can he cherish animosity against this poor
with which she has unconsciously supplied
invertebrate thing, who, for all his apparent
him a pot of broth carries away with him
success, is the victim of domestic wrongs and
the hen she has killed for the dinner of the
Isocial neglect. To the velleity to see an
priest, together with whatever eise is edible
old acquamtance he attributes having sum¬
in the house, and a bottle of poteen. This
moned the poet from his home, and, after
shaking hands with him, he turns his face
to the wall and dies. Satanically true are
some of the pictures presented.
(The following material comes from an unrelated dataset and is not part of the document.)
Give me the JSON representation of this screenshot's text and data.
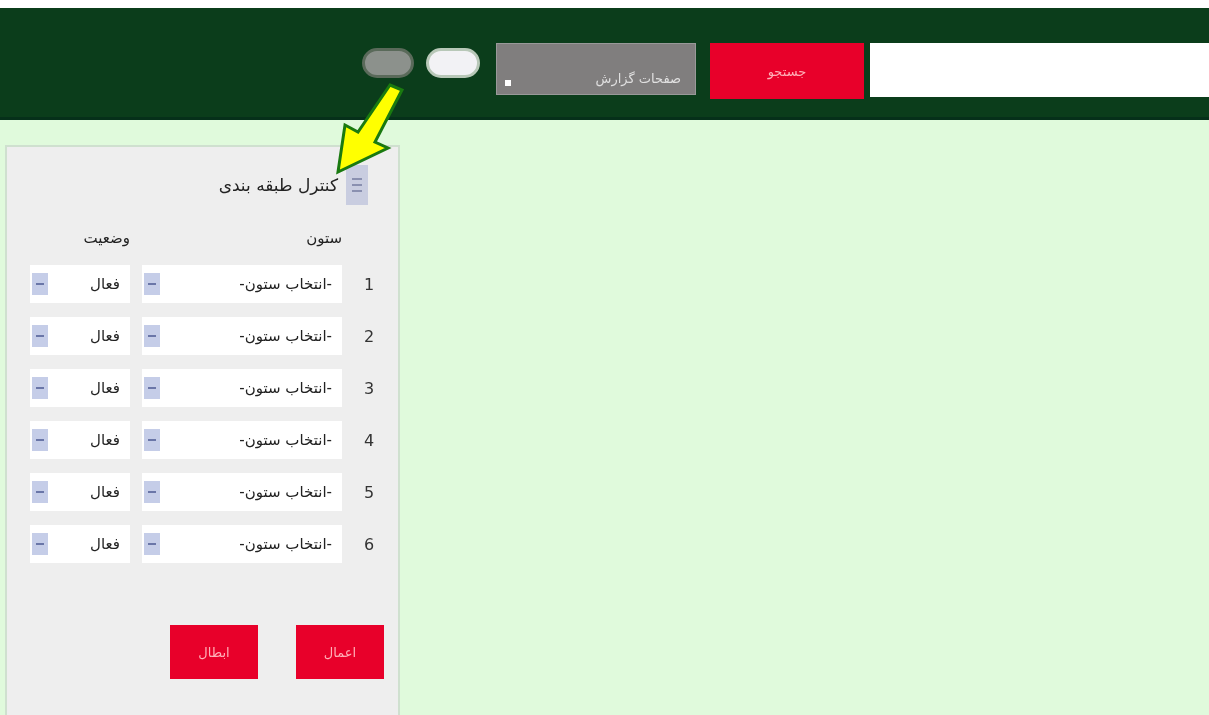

Whether
ithe world is the better for their exhibition is
the question that arises, a question we are
Idisposed to answer in the negative. Mr. J.
D. Beveridge played with customary breadth
of style as the moribund, his supporters in¬
cluding Mr. George Trollope and Mr. Rudge
How He Lied to Her Husband“ is a
characteristic whimsicality of Mr. George
Bernard Shaw, intended to burlesque the
author’s own play of Candida.“ Humor¬
ous enough in conception and treatment, it is
supremely bitter and cynical in lesson. Not
the least disposed are we to censure Mr.
Shaw for being what he is, or writing what
he can write. The lesson that he now
preaches was taught virtually three hundred
years ago by the Shakespeare he affects to
Most friendship is feigning, most loving mere
Henry Apjohn and Aurora Bumpus corre¬
spond pretty closely with Eugene and Can¬
dida in Mr. Shaw’s Candida.“ He is apoet,
and has dedicated to her many passionate
stanzas with which, though she has not read
them, she is muich gratified. Unluckily, she
has allowed an offensive sister-in-law to pur¬
loin them, and they are now presumably in
the hands of ber husband whose immediate#